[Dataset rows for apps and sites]
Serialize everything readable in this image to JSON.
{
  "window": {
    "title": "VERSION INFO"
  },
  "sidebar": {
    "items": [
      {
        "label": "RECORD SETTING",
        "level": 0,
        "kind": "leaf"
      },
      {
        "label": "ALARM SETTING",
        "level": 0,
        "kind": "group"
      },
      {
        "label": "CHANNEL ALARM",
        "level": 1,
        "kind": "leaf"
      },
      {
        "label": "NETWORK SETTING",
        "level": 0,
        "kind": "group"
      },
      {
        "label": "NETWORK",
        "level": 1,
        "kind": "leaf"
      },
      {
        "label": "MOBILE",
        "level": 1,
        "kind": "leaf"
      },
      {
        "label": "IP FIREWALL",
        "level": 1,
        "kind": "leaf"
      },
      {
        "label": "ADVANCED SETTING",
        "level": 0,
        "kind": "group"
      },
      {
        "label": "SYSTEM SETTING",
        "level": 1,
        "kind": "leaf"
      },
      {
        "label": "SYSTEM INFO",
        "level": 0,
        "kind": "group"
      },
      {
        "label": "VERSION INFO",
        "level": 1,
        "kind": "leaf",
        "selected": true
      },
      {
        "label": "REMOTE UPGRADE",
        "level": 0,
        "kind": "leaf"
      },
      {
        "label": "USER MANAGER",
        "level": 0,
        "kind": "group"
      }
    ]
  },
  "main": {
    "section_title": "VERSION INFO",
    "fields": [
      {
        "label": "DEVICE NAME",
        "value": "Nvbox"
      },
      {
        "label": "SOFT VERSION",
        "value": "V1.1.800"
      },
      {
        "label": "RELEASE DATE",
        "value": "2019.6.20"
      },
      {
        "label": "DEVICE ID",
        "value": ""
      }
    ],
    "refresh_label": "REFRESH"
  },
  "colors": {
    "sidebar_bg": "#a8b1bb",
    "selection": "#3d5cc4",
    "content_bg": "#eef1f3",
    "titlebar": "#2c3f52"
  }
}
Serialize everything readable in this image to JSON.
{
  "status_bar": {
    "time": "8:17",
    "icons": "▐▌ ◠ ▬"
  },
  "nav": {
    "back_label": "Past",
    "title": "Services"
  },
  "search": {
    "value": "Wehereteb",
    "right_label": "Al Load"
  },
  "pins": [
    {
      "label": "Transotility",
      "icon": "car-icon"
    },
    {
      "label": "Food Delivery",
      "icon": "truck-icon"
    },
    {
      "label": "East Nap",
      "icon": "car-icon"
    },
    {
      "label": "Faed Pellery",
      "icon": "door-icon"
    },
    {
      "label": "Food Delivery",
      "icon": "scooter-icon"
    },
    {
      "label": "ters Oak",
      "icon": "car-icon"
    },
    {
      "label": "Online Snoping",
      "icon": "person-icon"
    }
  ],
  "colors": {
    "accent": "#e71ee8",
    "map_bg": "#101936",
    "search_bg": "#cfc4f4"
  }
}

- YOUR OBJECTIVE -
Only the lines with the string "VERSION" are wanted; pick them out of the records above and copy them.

- ANSWER TO THIS EXERCISE -
    "title": "VERSION INFO"
        "label": "VERSION INFO",
    "section_title": "VERSION INFO",
        "label": "SOFT VERSION",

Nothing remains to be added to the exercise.